Updated: Jun 30
Above right: My Great Grandmother Emma Freeman who was Passamaquoddy Native American and Black with her daughter Beatrice in Brunswick, Maine. Photo credit: Maine's Visible Black History by Price and Talbot, 2006.
I woke up to a fife playing in my head. Every Fourth of July Minute Men in blue-grey uniforms and pointed hats marched down Lincoln Road in Lincoln, Massachusetts, led by the fife and drum players. It was the same tune every year. And there I was, my small brown fist waving a flag walking behind people in cars throwing out candy and children on decorated bicycles. I decided to walk in the parade in my red, white and blue t-shirt and blue shorts, in a parade of whiteness, yet I walked.
"What is she doing there?"
"Why is she walking alone?" Two white women smirked from the crowd. I didn't care. I had to walk, something made me.

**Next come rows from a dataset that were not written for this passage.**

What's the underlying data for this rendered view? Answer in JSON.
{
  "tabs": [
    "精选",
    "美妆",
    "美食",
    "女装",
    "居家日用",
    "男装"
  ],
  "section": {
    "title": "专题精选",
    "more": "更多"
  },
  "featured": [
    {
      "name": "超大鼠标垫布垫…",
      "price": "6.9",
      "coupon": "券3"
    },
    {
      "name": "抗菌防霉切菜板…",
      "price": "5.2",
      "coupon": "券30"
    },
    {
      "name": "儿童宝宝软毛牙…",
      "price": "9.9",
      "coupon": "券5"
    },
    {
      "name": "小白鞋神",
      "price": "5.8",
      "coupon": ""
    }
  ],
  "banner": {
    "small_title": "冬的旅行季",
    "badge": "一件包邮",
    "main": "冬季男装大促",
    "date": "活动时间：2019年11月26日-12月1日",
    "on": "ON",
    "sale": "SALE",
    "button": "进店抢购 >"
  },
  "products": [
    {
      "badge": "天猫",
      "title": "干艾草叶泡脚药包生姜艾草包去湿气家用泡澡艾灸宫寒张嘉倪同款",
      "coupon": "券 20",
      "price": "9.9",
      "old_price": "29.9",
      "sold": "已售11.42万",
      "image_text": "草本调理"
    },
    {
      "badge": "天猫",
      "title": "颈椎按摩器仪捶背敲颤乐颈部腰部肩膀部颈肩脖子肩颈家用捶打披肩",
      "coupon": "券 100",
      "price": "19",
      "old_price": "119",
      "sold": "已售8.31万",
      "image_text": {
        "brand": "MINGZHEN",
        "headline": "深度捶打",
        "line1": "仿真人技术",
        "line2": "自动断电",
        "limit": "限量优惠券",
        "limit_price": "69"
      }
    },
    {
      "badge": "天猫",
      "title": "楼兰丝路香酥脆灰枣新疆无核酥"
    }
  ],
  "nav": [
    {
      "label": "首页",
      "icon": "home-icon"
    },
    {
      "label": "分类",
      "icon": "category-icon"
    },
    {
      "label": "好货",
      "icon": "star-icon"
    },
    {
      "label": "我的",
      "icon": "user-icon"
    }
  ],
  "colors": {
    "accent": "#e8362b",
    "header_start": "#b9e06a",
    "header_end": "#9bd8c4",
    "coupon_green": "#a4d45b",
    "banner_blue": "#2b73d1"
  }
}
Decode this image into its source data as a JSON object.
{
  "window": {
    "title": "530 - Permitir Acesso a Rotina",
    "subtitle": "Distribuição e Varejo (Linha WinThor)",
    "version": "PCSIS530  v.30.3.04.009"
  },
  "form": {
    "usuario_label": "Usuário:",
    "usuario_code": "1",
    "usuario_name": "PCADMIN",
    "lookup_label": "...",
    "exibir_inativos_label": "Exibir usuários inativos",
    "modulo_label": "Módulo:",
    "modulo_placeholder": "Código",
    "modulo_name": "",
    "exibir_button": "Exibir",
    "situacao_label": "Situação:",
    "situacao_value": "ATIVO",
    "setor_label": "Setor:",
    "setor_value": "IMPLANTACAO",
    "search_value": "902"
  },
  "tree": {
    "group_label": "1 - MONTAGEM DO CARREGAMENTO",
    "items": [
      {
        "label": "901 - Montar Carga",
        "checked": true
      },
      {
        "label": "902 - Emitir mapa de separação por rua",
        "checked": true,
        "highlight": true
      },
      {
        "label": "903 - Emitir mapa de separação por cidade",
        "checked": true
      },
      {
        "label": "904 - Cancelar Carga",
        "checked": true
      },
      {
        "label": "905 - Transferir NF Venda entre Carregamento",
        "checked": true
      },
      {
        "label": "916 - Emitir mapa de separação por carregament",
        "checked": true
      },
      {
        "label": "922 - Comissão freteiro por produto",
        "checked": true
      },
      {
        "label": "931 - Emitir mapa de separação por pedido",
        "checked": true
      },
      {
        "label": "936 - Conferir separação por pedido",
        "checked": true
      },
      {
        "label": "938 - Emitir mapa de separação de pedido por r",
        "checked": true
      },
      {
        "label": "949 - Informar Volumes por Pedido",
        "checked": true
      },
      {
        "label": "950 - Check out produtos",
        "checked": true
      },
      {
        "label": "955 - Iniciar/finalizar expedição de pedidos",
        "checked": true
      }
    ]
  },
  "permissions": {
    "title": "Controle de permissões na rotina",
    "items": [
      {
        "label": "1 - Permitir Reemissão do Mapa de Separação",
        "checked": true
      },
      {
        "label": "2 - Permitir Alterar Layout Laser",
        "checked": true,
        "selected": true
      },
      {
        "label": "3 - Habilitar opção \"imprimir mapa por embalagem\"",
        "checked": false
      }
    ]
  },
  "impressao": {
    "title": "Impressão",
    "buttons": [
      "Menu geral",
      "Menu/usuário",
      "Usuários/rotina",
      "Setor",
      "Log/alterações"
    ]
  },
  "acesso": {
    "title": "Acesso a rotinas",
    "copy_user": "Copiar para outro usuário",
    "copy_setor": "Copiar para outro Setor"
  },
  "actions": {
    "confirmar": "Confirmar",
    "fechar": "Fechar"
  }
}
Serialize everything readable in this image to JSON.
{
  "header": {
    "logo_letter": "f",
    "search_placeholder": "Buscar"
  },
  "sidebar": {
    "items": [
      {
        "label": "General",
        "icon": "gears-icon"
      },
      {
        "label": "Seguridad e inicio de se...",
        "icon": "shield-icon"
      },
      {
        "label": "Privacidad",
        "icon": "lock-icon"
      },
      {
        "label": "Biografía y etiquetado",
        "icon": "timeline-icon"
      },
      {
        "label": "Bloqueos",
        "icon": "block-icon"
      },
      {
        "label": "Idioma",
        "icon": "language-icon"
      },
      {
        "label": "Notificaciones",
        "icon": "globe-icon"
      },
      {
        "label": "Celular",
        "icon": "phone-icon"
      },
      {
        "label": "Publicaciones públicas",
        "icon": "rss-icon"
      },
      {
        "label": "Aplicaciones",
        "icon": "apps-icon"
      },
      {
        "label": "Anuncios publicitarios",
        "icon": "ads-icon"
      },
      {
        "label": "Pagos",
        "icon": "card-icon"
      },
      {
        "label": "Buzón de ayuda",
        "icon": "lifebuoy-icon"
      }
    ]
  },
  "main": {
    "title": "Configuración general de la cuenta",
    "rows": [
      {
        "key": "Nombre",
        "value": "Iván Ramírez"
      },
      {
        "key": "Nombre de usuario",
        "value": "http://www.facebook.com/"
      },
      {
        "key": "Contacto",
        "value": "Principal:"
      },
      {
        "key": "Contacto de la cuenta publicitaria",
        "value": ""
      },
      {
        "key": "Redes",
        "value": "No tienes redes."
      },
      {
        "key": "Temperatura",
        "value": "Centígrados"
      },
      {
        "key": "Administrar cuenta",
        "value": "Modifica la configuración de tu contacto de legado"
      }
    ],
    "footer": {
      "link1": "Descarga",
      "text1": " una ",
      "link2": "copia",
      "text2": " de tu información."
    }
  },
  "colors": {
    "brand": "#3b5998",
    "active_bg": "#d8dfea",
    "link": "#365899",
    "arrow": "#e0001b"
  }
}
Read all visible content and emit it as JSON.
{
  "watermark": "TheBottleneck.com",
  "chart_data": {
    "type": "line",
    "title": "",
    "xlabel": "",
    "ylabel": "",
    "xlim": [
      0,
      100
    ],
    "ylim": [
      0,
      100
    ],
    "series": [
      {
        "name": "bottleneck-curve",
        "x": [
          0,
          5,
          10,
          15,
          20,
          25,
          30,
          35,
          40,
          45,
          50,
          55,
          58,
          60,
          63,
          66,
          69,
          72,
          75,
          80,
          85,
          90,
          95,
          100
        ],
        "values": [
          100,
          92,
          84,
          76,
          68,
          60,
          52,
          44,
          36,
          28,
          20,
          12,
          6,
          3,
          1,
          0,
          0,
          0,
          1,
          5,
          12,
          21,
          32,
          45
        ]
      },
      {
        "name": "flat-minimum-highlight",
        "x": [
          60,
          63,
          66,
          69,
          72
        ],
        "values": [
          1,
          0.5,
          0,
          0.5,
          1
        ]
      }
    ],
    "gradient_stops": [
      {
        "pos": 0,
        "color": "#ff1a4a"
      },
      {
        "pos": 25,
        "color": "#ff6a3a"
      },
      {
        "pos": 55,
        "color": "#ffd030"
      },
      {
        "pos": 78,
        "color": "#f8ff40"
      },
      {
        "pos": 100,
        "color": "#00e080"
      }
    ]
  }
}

I didn't know then that my Black and Native American ancestors fought in the American Revolutionary War. I didn't know that my ancestor Peter Freeman along with his wife Jane and children were enslaved in Ipswich, Massachusetts by Thomas Staniford and lived at the famous John Updike house that still stands today. Peter Freeman's sons Peter Jr. and John Freeman fought in the Revolutionary War and after their service gained their freedom then moved to Brunswick, Maine to live with their mother Jane who married Anthony Griffin after the death of her husband.
In 1833 at the age of 72, John Freeman petitioned the court in Bath, Maine to receive his pension for his service in 1777 with the help of his siblings Peter Jr. and Jane (same name as his mother) providing statements of support. It is uncertain whether he received his pension for his service in the war.
Photo credit: www.historicipswich.org
Something in me knew I had deep belonging. I grew up steeped in whiteness, the parade was the pinnacle celebration of the complete erasure of Black and Indigenous American history. My cells were the only interception, my connection, feet on the earth marched because deep down I felt my roots. Little did I know then that I was a Daughter of the American Revolution.
Black and Indigenous New England history has been hidden. The narrative of New England as the righteous abolitionist territory has overshadowed the fact that Blacks and Natives were enslaved by whites in New England. We weren't taught Black and Native history in school, only given the perspectives of the white patriots, countless battles, and historical houses. But never who was enslaved in the house, not about the people who worked and created the wealth, nor about Black and Native soldiers: my ancestors were effectively erased from history.
And that's why I keep writing, perhaps from rage, mixed with a drive to find out who my ancestors were and to finally give them a voice and honor their struggle that brought me here.
Special thanks to historian James Tanzer for the petition documents filed by John Freeman, my sister Lisa Terrell for sharing her extensive knowledge of Native and Black New England history, and the book Maine's Visible Black History by Price and Talbot for the incredible resource for my family and many Black families from Maine.
Hart is the author of Mostly White, a mixed-race intergenerational family saga loosely based on her Passamaquoddy Native American, Irish and Black ancestors in Maine which best-selling, award-winning author Isabel Allende praised as "So compelling it gave me goosebumps..."
Hart has finished her second novel based on her ancestors who escape from slavery through the underground railroad, fight in the Civil War, and survive the racism of the eugenics movement in Maine with fierce love and determination showing up in the next generations.
Copyright © 2022 by Alison Hart